• Task to complete: Where does the string "this" occur in the entries below? Copy every line where it does.

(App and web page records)
——————————
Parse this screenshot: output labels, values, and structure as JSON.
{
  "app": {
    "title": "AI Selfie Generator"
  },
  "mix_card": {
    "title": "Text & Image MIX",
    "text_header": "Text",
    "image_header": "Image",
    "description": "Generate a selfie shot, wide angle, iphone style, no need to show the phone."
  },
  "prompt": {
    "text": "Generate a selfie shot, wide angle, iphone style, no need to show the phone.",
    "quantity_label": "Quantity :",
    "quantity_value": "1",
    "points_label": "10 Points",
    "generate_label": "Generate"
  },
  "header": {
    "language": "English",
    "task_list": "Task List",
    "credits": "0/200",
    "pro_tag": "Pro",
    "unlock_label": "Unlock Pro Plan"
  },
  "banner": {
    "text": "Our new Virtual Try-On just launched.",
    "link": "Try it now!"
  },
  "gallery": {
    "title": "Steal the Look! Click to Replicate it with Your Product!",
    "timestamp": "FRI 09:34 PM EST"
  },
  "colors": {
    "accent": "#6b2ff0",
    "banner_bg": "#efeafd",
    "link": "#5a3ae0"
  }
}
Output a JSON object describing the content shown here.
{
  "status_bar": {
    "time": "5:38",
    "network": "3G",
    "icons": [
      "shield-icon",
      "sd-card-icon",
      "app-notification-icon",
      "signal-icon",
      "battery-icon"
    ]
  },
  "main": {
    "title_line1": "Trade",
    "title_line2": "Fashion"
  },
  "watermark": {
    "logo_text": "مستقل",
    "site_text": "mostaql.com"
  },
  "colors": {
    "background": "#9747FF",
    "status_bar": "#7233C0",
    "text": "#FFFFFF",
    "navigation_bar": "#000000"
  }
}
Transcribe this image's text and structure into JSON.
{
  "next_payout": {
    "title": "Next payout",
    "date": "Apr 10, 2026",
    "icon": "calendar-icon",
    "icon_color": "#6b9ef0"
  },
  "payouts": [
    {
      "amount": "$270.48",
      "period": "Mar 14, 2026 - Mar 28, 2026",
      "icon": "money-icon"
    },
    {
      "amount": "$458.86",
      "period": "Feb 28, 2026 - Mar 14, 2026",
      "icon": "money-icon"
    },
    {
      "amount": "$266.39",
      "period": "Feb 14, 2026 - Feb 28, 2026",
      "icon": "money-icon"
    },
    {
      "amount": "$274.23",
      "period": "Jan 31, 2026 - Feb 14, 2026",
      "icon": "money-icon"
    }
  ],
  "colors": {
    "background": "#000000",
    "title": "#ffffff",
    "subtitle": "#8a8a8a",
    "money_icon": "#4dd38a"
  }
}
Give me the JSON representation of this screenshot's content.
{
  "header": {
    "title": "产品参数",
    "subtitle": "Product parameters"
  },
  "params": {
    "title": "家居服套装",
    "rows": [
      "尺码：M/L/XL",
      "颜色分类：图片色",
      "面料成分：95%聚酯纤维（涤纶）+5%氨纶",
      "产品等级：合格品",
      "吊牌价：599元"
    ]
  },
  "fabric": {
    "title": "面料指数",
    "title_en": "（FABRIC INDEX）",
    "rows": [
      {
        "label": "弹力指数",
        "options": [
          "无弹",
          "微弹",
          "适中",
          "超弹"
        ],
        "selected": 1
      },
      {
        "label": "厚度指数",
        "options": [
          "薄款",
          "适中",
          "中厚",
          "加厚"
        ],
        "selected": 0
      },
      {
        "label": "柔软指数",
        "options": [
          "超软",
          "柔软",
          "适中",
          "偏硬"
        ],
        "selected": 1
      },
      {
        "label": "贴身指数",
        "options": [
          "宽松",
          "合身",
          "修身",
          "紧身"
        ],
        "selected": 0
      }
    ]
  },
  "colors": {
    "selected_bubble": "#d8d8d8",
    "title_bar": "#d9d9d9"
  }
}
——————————
• Result:
Parse this screenshot: output labels, values, and structure as JSON.
Transcribe this image's text and structure into JSON.
Give me the JSON representation of this screenshot's content.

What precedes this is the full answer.